Both institutions aim to grow the investments through the holding period with strategic and financial support when necessary, and to exit at the right time and price in order to maximise returns for all stakeholders. Both work with management to monitor the performance of each and every corporate investment and position the company for sale to a financial or strategic buyer, or for an initial public offering. Investcorp differentiates itself from other private equity firms in that investments are normally offered individually to clients on a deal-by-deal basis – a model that reflects Gulf investor preferences for investment discretion, where many high net-worth investors are hands-on.
The long-term track record of Investcorp has been impressive. Shareholders have experienced a 15-fold increase in value, with total annual returns of 20 per cent, during the 25 years of operation. Its reputation has grown internationally with the success, in addition to some high-profile investments.
Investcorp has more than $9bn (Dh33bn) of client assets under management, with a further $4bn (Dh14.68bn) of proprietary co-investments in alternative investment products from its own balance sheet. The management believes it has built an infrastructure to grow its assets under management to $20bn (Dh73.44bn) in the medium-term. Its performance over the last few years placed it in the top quartile versus other alternative investment providers worldwide.
Recently, Investcorp completed the registration of its Gulf Opportunity Fund with the Central Bank of Bahrain. Gulf Opportunity Fund I is the private equity fund of Investcorp’s Gulf Growth Capital line of business.

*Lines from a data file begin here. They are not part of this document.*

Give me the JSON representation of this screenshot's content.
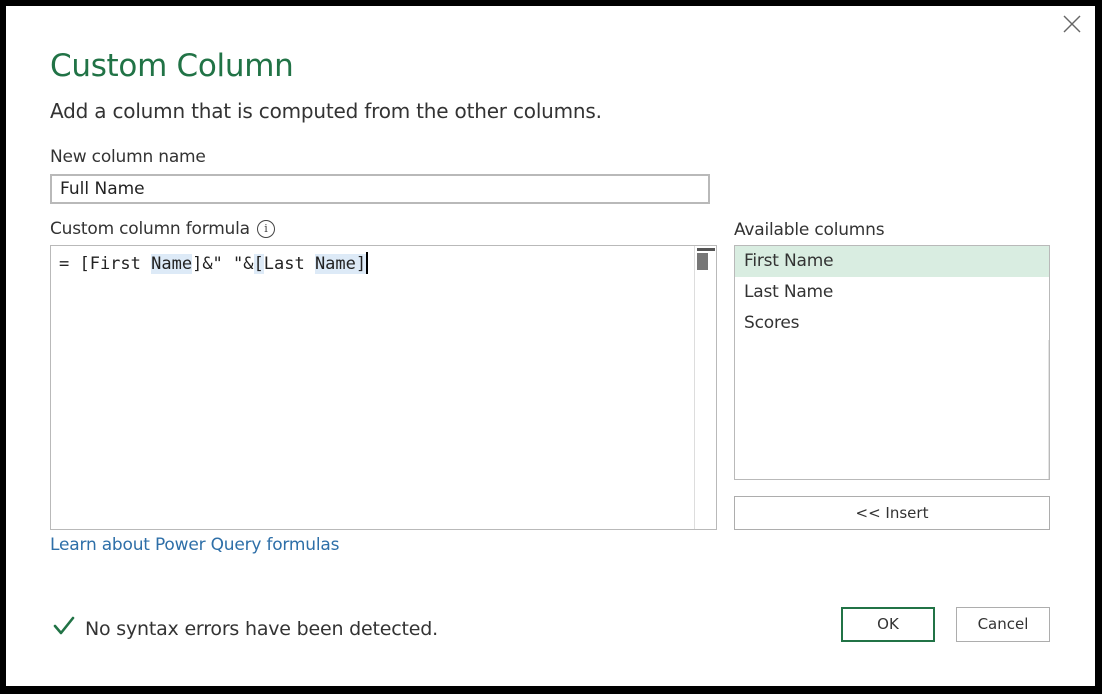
{
  "dialog": {
    "title": "Custom Column",
    "description": "Add a column that is computed from the other columns.",
    "new_column_label": "New column name",
    "new_column_value": "Full Name",
    "formula_label": "Custom column formula",
    "formula": {
      "prefix": "= [First ",
      "hl1": "Name",
      "mid": "]&\" \"&",
      "hl2": "[",
      "mid2": "Last ",
      "hl3": "Name",
      "hl4": "]"
    },
    "available_label": "Available columns",
    "available_columns": [
      "First Name",
      "Last Name",
      "Scores"
    ],
    "selected_column_index": 0,
    "insert_label": "<< Insert",
    "learn_link": "Learn about Power Query formulas",
    "status": "No syntax errors have been detected.",
    "ok_label": "OK",
    "cancel_label": "Cancel"
  },
  "icons": {
    "close": "close-icon",
    "info": "info-icon",
    "check": "check-icon"
  },
  "colors": {
    "accent": "#217346",
    "link": "#2e6fa8",
    "selection": "#d9ede1",
    "highlight": "#ddeaf7"
  }
}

The domiciling of the Fund in Bahrain offers Investcorp advantages for investing in private equity deals in the region in comparison with funds registered outside the region. It allows Investcorp to structure, more easily and rapidly, joint ventures in the Gulf, as well as to launch new businesses with reputable local and international investors.
Investcorp’s performance in the 12-month period until June-end was impressive. Net income of $302m (Dh1.1bn) was the firm’s highest and an increase of 131 per cent over the past year. Earnings per share, based on ordinary shares outstanding at fiscal year-end, grew by a greater percentage, 155 per cent year on year to $390 (Dh1,432).
Highlights included net fee income of $156m (Dh572.8m), up 21 per cent, client assets under management up 47 per cent year on year, a record $3.4bn (Dh12.48bn) raised from clients, double the previous year’s level of placement and fundraising, five private equity buyout acquisitions in the year with a record equity deployment of more than $1bn (Dh3.67bn), and $2.2bn (Dh8bn) realised from private equity buyout exits, hedge fund client assets under management up 60 per cent to $4.2bn (Dh15.4bn).
Arcapita has total assets of $3.8bn (Dh13.95bn) and an equity capital base in excess of $950m (Dh3.4bn) at June-end. Arcapita has investments with a total transaction value of more than $20bn (Dh73.44bn) in its four lines of business: corporate investment, real estate, asset-based investment and venture capital. For the 18-month period until June, net income was $285.7m (Dh1bn), equating to $190.5m (Dh699.5m) annually.
Investcorp’s and Arcapita’s returns are broadly similar. For fiscal year 2007, Investcorp’s average return on shareholders’ funds was 29.2 per cent and Arcapita’s 28.2 per cent. Return-on-average assets was a high 7.2 per cent for Investcorp and 6.7 per cent on an annual basis for Arcapita.
Rough ride ahead for Gulf's investment houses